Greatness is such a fuzzy term anyway. When I answer the question, I’m using it to mean “I like my country enough that I have no desire to move to any other country” and by that definition, America is and always has been great. This is the place that other people come to and that is probably the biggest criteria I would use to judge greatness.

America is and was great, mostly when you think about the alternatives. It could be a LOT better.

America is pretty good. It is better than it was in the past, and it can be even better in the future.

Was great, is still great, but not as great. There are problems that need to be addressed and I think the politician/big business/lobbyist cycle is eating up the middle class.
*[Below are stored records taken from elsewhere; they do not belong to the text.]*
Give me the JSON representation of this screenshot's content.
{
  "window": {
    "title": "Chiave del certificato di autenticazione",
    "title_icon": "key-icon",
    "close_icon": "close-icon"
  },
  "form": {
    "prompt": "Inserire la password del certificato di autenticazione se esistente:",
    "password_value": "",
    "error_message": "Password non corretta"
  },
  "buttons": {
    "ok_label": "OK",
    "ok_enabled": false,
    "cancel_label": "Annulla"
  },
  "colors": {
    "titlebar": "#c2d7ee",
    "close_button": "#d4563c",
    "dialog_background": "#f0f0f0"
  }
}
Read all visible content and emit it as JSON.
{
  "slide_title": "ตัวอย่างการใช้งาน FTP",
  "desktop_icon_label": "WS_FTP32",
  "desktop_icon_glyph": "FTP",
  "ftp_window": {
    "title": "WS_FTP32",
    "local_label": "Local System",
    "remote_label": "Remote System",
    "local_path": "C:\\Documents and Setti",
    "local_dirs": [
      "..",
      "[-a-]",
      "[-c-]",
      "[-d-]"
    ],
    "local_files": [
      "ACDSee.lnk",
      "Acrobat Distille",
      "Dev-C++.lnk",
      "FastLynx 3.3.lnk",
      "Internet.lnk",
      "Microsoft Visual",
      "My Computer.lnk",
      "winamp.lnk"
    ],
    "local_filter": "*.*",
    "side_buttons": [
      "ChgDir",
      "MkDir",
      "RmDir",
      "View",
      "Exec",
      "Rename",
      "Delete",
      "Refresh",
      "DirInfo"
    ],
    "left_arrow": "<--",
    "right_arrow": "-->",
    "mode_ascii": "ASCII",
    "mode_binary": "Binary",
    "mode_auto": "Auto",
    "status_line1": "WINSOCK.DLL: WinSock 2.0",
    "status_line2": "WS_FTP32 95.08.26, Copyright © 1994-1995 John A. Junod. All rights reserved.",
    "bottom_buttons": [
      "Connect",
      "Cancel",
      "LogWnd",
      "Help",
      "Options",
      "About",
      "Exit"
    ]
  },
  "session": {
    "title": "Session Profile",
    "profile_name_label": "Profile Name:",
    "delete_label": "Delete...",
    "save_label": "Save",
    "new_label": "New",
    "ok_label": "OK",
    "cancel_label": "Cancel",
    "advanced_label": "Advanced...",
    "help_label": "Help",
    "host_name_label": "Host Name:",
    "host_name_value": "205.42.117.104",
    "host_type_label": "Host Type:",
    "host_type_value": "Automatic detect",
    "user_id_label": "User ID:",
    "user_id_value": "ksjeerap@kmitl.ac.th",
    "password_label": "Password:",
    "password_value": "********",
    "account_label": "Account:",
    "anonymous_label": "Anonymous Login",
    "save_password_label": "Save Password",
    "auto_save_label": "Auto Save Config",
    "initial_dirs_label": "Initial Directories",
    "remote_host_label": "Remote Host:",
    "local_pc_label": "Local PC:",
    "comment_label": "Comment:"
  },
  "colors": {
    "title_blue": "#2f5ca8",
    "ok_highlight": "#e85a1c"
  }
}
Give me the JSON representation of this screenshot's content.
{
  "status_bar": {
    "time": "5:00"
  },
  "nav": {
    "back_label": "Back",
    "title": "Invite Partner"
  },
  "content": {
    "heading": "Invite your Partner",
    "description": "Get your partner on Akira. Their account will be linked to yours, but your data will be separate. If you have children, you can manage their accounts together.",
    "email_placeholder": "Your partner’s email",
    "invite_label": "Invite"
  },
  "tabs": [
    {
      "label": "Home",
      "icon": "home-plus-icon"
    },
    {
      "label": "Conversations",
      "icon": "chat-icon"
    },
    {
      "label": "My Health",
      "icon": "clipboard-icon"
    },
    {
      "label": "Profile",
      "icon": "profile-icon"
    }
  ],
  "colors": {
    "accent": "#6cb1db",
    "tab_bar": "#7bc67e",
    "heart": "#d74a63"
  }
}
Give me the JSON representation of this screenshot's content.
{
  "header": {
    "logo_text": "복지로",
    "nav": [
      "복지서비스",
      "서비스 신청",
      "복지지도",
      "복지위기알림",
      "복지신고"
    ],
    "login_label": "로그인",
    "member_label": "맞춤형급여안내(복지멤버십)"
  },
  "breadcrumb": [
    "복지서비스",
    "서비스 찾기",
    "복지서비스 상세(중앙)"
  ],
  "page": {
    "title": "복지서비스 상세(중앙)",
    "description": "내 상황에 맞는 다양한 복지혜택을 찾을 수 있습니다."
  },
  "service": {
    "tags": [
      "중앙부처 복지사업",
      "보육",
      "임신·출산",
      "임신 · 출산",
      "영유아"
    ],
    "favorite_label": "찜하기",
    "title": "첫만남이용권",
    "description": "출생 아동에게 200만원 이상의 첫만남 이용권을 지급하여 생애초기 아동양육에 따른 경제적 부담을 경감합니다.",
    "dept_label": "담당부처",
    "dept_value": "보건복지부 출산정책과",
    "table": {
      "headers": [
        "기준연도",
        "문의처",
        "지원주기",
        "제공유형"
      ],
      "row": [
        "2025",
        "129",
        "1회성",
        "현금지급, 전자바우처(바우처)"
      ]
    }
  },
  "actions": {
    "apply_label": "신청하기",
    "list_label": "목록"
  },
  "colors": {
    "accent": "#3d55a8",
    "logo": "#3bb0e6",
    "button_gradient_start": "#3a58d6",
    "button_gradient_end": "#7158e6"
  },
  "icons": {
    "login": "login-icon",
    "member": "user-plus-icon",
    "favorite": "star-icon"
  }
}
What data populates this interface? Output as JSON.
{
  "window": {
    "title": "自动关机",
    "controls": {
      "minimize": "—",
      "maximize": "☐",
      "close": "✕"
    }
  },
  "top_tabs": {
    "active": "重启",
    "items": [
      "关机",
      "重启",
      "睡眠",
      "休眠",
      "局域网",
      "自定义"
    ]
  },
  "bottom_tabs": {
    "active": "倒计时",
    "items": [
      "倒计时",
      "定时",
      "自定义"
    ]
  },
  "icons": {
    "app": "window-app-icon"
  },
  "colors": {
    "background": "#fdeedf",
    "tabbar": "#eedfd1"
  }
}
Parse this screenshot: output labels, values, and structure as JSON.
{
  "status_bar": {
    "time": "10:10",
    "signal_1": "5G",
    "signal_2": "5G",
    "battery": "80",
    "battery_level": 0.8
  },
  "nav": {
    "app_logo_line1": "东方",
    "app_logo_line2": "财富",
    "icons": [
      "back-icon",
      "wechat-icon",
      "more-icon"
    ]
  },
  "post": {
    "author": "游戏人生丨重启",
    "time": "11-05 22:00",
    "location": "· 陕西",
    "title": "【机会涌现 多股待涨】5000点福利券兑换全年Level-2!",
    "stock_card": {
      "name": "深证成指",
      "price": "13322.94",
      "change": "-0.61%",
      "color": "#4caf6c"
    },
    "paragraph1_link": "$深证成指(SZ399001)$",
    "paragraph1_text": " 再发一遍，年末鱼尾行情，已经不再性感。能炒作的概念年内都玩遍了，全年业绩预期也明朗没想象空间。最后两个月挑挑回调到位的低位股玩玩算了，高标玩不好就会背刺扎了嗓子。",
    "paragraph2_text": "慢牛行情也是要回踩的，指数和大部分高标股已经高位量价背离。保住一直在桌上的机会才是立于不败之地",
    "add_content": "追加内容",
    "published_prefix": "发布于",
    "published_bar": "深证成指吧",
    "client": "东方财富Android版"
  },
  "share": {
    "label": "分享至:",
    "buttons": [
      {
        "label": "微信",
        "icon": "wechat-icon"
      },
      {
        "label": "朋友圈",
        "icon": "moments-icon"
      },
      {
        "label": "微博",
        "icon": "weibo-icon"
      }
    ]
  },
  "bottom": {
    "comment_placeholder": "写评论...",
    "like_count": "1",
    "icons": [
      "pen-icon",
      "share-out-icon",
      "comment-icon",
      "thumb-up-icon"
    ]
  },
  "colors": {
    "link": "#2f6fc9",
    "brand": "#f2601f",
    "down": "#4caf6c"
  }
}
From my perspective, never “great.” It’s not as bad as it used to be. Still better than most alternatives, though.

Was great, is great, will be great. The question is about ‘greater’, then, now, and in the future.

I claim to be conservative, but often agree with liberals…basically I’m libertarian, which makes me fall with the typical conservatives on some issues and fall with the liberals with others.

America was and is great. People fail to realize the reason why America doesn’t seem so great right now, is that the rest of the world is catching and caught up to us (and often surpasses us). I don’t view it so much as a zero sum game. It took Europe 70 years to recover from beating each other up so much that those countries finally became great as well.

Never was and certainly isn’t now. Look at any stats comparing the US to other countries (well, the developed ones) and we are failing miserably. And anyone wanting to drag the country back into the sexist racist you name it phobic 1950s when most people had miserable lives is going to get quite a fight from me.

America looks better from the outside, looking-in. From inside, it appears pretty screwed-up. That being said, I’m sure that America “is the greatest, best country God has ever given man on the face of the earth”. Alright, I plagiarized that part. I don’t even like that guy but thought it was good for a laugh.

I’m fortunate enough to have travelled around the world, but there’s nowhere I’d rather live than in the good, ol’ US of A. Other countries can seem wonderful under the romantic haze of a part-time stay. But they’ve their own problems. Whether their problems are better or worse is a matter of perspective.

But what tips the scales for me is that most people WANT to immigrate here.
Oh, and our building codes. :slight_smile:

We were lucky – incredibly lucky – in having people like George Washington to start us on our path. Imagine if John Adams’ administration had been our first. Would we ever have had a second?

Actually, from an outside perspective the usual refrain when hearing news from America is “well, at least we don’t live there”.

I think the truth is somewhere between the pessimistic jingoism of the right and the hopeful cynicism of the left.
Of course America has been and still is a “great” country in a “land a man on the moon, kick Hitler’s ass, invent the 20th Century and the Internet” sort of way.

I think to properly evaluate our greatness, you need to compare us against our peers. These are the top ten countries by populations:
United States

Now I’m somewhat biased, but are any of these countries “greater” than the US?

I think what makes America a bit different from most other countries is that it was created on purpose. It wasn’t the result of centuries of people who just happen to live in a certain area. That is to say, it was started more or less from scratch around 240 years ago to become the largest, most advanced economy and most power military the world had ever seen. People came (and still come here) specifically to be Americans. And for the most part, we manage to integrate all those different groups without everyone constantly killing each other all the time.

Right. Because everywhere else in the world is perfect.

Dutch here. I think America is great like the big capital city of a country is great. The big city has the leaders, the most impressive buildings, impressive everything…best entertainment, most knowledge, most luxury, the most stuff going on, the most diversity of people…mostly because so many ambitious people went there to make it.
America the Worlds Big City IS great. But I don’t want to live there, I’m much happier in my own villagey corner of the world.